Exercise brief
Could you repeat the records below exactly, without the pictures?

::: Provided material :::

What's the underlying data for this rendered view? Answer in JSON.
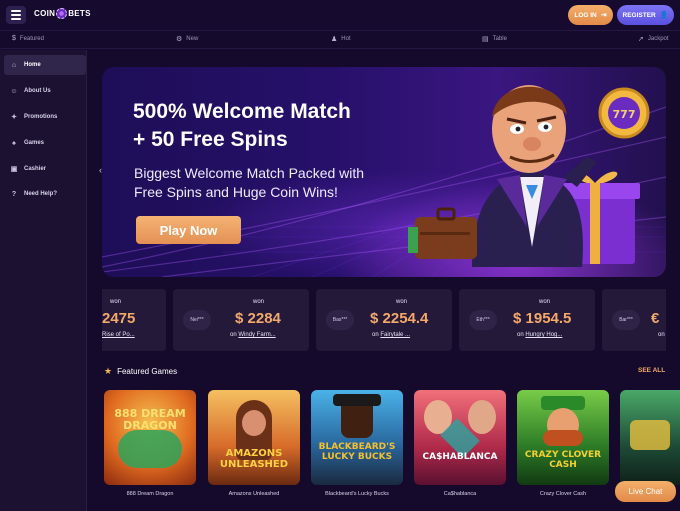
{
  "header": {
    "logo_left": "COIN",
    "logo_right": "BETS",
    "login_label": "LOG IN",
    "register_label": "REGISTER"
  },
  "categories": [
    {
      "label": "Featured",
      "icon": "dollar-icon"
    },
    {
      "label": "New",
      "icon": "gear-icon"
    },
    {
      "label": "Hot",
      "icon": "person-icon"
    },
    {
      "label": "Table",
      "icon": "table-icon"
    },
    {
      "label": "Jackpot",
      "icon": "rocket-icon"
    }
  ],
  "sidebar": {
    "items": [
      {
        "label": "Home",
        "icon": "home-icon",
        "active": true
      },
      {
        "label": "About Us",
        "icon": "user-icon"
      },
      {
        "label": "Promotions",
        "icon": "gift-icon"
      },
      {
        "label": "Games",
        "icon": "cards-icon"
      },
      {
        "label": "Cashier",
        "icon": "wallet-icon"
      },
      {
        "label": "Need Help?",
        "icon": "help-icon"
      }
    ]
  },
  "banner": {
    "title_line1": "500% Welcome Match",
    "title_line2": "+ 50 Free Spins",
    "subtitle_line1": "Biggest Welcome Match Packed with",
    "subtitle_line2": "Free Spins and Huge Coin Wins!",
    "cta_label": "Play Now",
    "coin_text": "777"
  },
  "winners": [
    {
      "player": "",
      "won": "won",
      "amount": "2475",
      "on": "",
      "game": "Rise of Po..."
    },
    {
      "player": "Nei***",
      "won": "won",
      "amount": "$ 2284",
      "on": "on",
      "game": "Windy Farm..."
    },
    {
      "player": "Bas***",
      "won": "won",
      "amount": "$ 2254.4",
      "on": "on",
      "game": "Fairytale ..."
    },
    {
      "player": "Eth***",
      "won": "won",
      "amount": "$ 1954.5",
      "on": "on",
      "game": "Hungry Hog..."
    },
    {
      "player": "Bar***",
      "won": "",
      "amount": "€",
      "on": "on",
      "game": ""
    }
  ],
  "featured": {
    "heading": "Featured Games",
    "see_all": "SEE ALL",
    "games": [
      {
        "name": "888 Dream Dragon",
        "thumb_text": "888 DREAM DRAGON",
        "bg1": "#f0a030",
        "bg2": "#c0401a",
        "accent": "#2da55a"
      },
      {
        "name": "Amazons Unleashed",
        "thumb_text": "AMAZONS UNLEASHED",
        "bg1": "#f2b040",
        "bg2": "#b3501c",
        "accent": "#5a2410"
      },
      {
        "name": "Blackbeard's Lucky Bucks",
        "thumb_text": "BLACKBEARD'S LUCKY BUCKS",
        "bg1": "#40a8e0",
        "bg2": "#1a4070",
        "accent": "#e8b020"
      },
      {
        "name": "Ca$hablanca",
        "thumb_text": "CA$HABLANCA",
        "bg1": "#e05a6a",
        "bg2": "#7a1a3a",
        "accent": "#2aa5a0"
      },
      {
        "name": "Crazy Clover Cash",
        "thumb_text": "CRAZY CLOVER CASH",
        "bg1": "#6cc040",
        "bg2": "#206020",
        "accent": "#f0c020"
      },
      {
        "name": "",
        "thumb_text": "",
        "bg1": "#40a060",
        "bg2": "#1a3a30",
        "accent": "#f0c020"
      }
    ]
  },
  "live_chat_label": "Live Chat"
}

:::

Your response
What's the underlying data for this rendered view? Answer in JSON.
{
  "header": {
    "logo_left": "COIN",
    "logo_right": "BETS",
    "login_label": "LOG IN",
    "register_label": "REGISTER"
  },
  "categories": [
    {
      "label": "Featured",
      "icon": "dollar-icon"
    },
    {
      "label": "New",
      "icon": "gear-icon"
    },
    {
      "label": "Hot",
      "icon": "person-icon"
    },
    {
      "label": "Table",
      "icon": "table-icon"
    },
    {
      "label": "Jackpot",
      "icon": "rocket-icon"
    }
  ],
  "sidebar": {
    "items": [
      {
        "label": "Home",
        "icon": "home-icon",
        "active": true
      },
      {
        "label": "About Us",
        "icon": "user-icon"
      },
      {
        "label": "Promotions",
        "icon": "gift-icon"
      },
      {
        "label": "Games",
        "icon": "cards-icon"
      },
      {
        "label": "Cashier",
        "icon": "wallet-icon"
      },
      {
        "label": "Need Help?",
        "icon": "help-icon"
      }
    ]
  },
  "banner": {
    "title_line1": "500% Welcome Match",
    "title_line2": "+ 50 Free Spins",
    "subtitle_line1": "Biggest Welcome Match Packed with",
    "subtitle_line2": "Free Spins and Huge Coin Wins!",
    "cta_label": "Play Now",
    "coin_text": "777"
  },
  "winners": [
    {
      "player": "",
      "won": "won",
      "amount": "2475",
      "on": "",
      "game": "Rise of Po..."
    },
    {
      "player": "Nei***",
      "won": "won",
      "amount": "$ 2284",
      "on": "on",
      "game": "Windy Farm..."
    },
    {
      "player": "Bas***",
      "won": "won",
      "amount": "$ 2254.4",
      "on": "on",
      "game": "Fairytale ..."
    },
    {
      "player": "Eth***",
      "won": "won",
      "amount": "$ 1954.5",
      "on": "on",
      "game": "Hungry Hog..."
    },
    {
      "player": "Bar***",
      "won": "",
      "amount": "€",
      "on": "on",
      "game": ""
    }
  ],
  "featured": {
    "heading": "Featured Games",
    "see_all": "SEE ALL",
    "games": [
      {
        "name": "888 Dream Dragon",
        "thumb_text": "888 DREAM DRAGON",
        "bg1": "#f0a030",
        "bg2": "#c0401a",
        "accent": "#2da55a"
      },
      {
        "name": "Amazons Unleashed",
        "thumb_text": "AMAZONS UNLEASHED",
        "bg1": "#f2b040",
        "bg2": "#b3501c",
        "accent": "#5a2410"
      },
      {
        "name": "Blackbeard's Lucky Bucks",
        "thumb_text": "BLACKBEARD'S LUCKY BUCKS",
        "bg1": "#40a8e0",
        "bg2": "#1a4070",
        "accent": "#e8b020"
      },
      {
        "name": "Ca$hablanca",
        "thumb_text": "CA$HABLANCA",
        "bg1": "#e05a6a",
        "bg2": "#7a1a3a",
        "accent": "#2aa5a0"
      },
      {
        "name": "Crazy Clover Cash",
        "thumb_text": "CRAZY CLOVER CASH",
        "bg1": "#6cc040",
        "bg2": "#206020",
        "accent": "#f0c020"
      },
      {
        "name": "",
        "thumb_text": "",
        "bg1": "#40a060",
        "bg2": "#1a3a30",
        "accent": "#f0c020"
      }
    ]
  },
  "live_chat_label": "Live Chat"
}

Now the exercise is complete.